- INSTRUCTIONS FOR THE TASK
What you give back must match the records below word for word.

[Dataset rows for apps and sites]
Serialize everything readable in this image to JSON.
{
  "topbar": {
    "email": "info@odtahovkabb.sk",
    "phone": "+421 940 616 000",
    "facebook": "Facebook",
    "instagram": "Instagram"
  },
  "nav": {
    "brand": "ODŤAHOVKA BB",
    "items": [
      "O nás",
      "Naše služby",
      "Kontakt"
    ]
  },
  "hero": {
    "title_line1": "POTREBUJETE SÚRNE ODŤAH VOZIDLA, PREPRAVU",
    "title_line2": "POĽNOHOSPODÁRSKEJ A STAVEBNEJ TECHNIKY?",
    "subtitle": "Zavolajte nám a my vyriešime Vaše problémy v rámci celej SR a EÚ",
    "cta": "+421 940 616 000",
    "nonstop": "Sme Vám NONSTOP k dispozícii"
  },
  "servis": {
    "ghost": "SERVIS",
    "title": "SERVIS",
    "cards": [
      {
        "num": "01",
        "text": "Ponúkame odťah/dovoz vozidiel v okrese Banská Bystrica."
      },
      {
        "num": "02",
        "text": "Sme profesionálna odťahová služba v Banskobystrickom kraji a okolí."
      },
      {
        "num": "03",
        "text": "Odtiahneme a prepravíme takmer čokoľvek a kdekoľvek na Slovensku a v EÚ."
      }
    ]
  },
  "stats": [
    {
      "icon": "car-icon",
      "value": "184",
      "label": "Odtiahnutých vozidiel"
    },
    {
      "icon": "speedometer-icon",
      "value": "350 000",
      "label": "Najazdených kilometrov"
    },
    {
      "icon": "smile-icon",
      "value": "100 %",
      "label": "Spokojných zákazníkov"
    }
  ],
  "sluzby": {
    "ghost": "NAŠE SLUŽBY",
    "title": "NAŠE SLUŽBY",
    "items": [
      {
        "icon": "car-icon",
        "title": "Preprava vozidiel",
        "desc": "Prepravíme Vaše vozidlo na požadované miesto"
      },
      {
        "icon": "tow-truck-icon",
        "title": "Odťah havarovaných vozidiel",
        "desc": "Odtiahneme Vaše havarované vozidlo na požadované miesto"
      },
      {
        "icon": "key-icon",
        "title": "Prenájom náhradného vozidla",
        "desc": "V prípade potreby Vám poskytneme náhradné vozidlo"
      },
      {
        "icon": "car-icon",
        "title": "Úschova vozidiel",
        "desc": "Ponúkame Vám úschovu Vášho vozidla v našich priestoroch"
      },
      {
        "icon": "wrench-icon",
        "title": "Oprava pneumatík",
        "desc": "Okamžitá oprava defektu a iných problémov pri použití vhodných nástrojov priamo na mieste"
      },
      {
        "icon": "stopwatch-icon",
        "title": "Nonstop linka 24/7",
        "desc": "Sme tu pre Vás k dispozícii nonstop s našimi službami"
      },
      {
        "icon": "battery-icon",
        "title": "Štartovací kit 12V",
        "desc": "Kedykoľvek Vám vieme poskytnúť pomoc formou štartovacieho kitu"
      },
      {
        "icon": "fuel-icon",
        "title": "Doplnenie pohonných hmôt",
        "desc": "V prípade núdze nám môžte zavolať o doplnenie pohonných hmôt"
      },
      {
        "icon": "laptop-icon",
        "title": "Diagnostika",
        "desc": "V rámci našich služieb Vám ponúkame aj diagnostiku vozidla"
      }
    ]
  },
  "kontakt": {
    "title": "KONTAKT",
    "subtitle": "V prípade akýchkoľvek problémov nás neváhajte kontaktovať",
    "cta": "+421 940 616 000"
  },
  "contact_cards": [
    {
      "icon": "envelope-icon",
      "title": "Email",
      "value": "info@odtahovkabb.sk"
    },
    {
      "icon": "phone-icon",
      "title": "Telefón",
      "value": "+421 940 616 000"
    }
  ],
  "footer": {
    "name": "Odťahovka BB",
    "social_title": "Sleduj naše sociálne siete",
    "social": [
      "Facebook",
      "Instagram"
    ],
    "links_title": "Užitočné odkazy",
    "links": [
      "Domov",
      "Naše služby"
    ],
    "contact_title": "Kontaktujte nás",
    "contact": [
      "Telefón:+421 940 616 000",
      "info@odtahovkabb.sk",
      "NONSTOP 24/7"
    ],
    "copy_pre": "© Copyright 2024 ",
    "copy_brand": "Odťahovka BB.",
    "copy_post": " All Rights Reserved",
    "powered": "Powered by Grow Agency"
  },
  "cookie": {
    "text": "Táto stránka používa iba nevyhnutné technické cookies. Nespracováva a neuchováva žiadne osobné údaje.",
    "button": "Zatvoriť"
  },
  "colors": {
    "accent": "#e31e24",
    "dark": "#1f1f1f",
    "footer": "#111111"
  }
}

- SOLUTION FOR THIS PROBLEM
Serialize everything readable in this image to JSON.
{
  "topbar": {
    "email": "info@odtahovkabb.sk",
    "phone": "+421 940 616 000",
    "facebook": "Facebook",
    "instagram": "Instagram"
  },
  "nav": {
    "brand": "ODŤAHOVKA BB",
    "items": [
      "O nás",
      "Naše služby",
      "Kontakt"
    ]
  },
  "hero": {
    "title_line1": "POTREBUJETE SÚRNE ODŤAH VOZIDLA, PREPRAVU",
    "title_line2": "POĽNOHOSPODÁRSKEJ A STAVEBNEJ TECHNIKY?",
    "subtitle": "Zavolajte nám a my vyriešime Vaše problémy v rámci celej SR a EÚ",
    "cta": "+421 940 616 000",
    "nonstop": "Sme Vám NONSTOP k dispozícii"
  },
  "servis": {
    "ghost": "SERVIS",
    "title": "SERVIS",
    "cards": [
      {
        "num": "01",
        "text": "Ponúkame odťah/dovoz vozidiel v okrese Banská Bystrica."
      },
      {
        "num": "02",
        "text": "Sme profesionálna odťahová služba v Banskobystrickom kraji a okolí."
      },
      {
        "num": "03",
        "text": "Odtiahneme a prepravíme takmer čokoľvek a kdekoľvek na Slovensku a v EÚ."
      }
    ]
  },
  "stats": [
    {
      "icon": "car-icon",
      "value": "184",
      "label": "Odtiahnutých vozidiel"
    },
    {
      "icon": "speedometer-icon",
      "value": "350 000",
      "label": "Najazdených kilometrov"
    },
    {
      "icon": "smile-icon",
      "value": "100 %",
      "label": "Spokojných zákazníkov"
    }
  ],
  "sluzby": {
    "ghost": "NAŠE SLUŽBY",
    "title": "NAŠE SLUŽBY",
    "items": [
      {
        "icon": "car-icon",
        "title": "Preprava vozidiel",
        "desc": "Prepravíme Vaše vozidlo na požadované miesto"
      },
      {
        "icon": "tow-truck-icon",
        "title": "Odťah havarovaných vozidiel",
        "desc": "Odtiahneme Vaše havarované vozidlo na požadované miesto"
      },
      {
        "icon": "key-icon",
        "title": "Prenájom náhradného vozidla",
        "desc": "V prípade potreby Vám poskytneme náhradné vozidlo"
      },
      {
        "icon": "car-icon",
        "title": "Úschova vozidiel",
        "desc": "Ponúkame Vám úschovu Vášho vozidla v našich priestoroch"
      },
      {
        "icon": "wrench-icon",
        "title": "Oprava pneumatík",
        "desc": "Okamžitá oprava defektu a iných problémov pri použití vhodných nástrojov priamo na mieste"
      },
      {
        "icon": "stopwatch-icon",
        "title": "Nonstop linka 24/7",
        "desc": "Sme tu pre Vás k dispozícii nonstop s našimi službami"
      },
      {
        "icon": "battery-icon",
        "title": "Štartovací kit 12V",
        "desc": "Kedykoľvek Vám vieme poskytnúť pomoc formou štartovacieho kitu"
      },
      {
        "icon": "fuel-icon",
        "title": "Doplnenie pohonných hmôt",
        "desc": "V prípade núdze nám môžte zavolať o doplnenie pohonných hmôt"
      },
      {
        "icon": "laptop-icon",
        "title": "Diagnostika",
        "desc": "V rámci našich služieb Vám ponúkame aj diagnostiku vozidla"
      }
    ]
  },
  "kontakt": {
    "title": "KONTAKT",
    "subtitle": "V prípade akýchkoľvek problémov nás neváhajte kontaktovať",
    "cta": "+421 940 616 000"
  },
  "contact_cards": [
    {
      "icon": "envelope-icon",
      "title": "Email",
      "value": "info@odtahovkabb.sk"
    },
    {
      "icon": "phone-icon",
      "title": "Telefón",
      "value": "+421 940 616 000"
    }
  ],
  "footer": {
    "name": "Odťahovka BB",
    "social_title": "Sleduj naše sociálne siete",
    "social": [
      "Facebook",
      "Instagram"
    ],
    "links_title": "Užitočné odkazy",
    "links": [
      "Domov",
      "Naše služby"
    ],
    "contact_title": "Kontaktujte nás",
    "contact": [
      "Telefón:+421 940 616 000",
      "info@odtahovkabb.sk",
      "NONSTOP 24/7"
    ],
    "copy_pre": "© Copyright 2024 ",
    "copy_brand": "Odťahovka BB.",
    "copy_post": " All Rights Reserved",
    "powered": "Powered by Grow Agency"
  },
  "cookie": {
    "text": "Táto stránka používa iba nevyhnutné technické cookies. Nespracováva a neuchováva žiadne osobné údaje.",
    "button": "Zatvoriť"
  },
  "colors": {
    "accent": "#e31e24",
    "dark": "#1f1f1f",
    "footer": "#111111"
  }
}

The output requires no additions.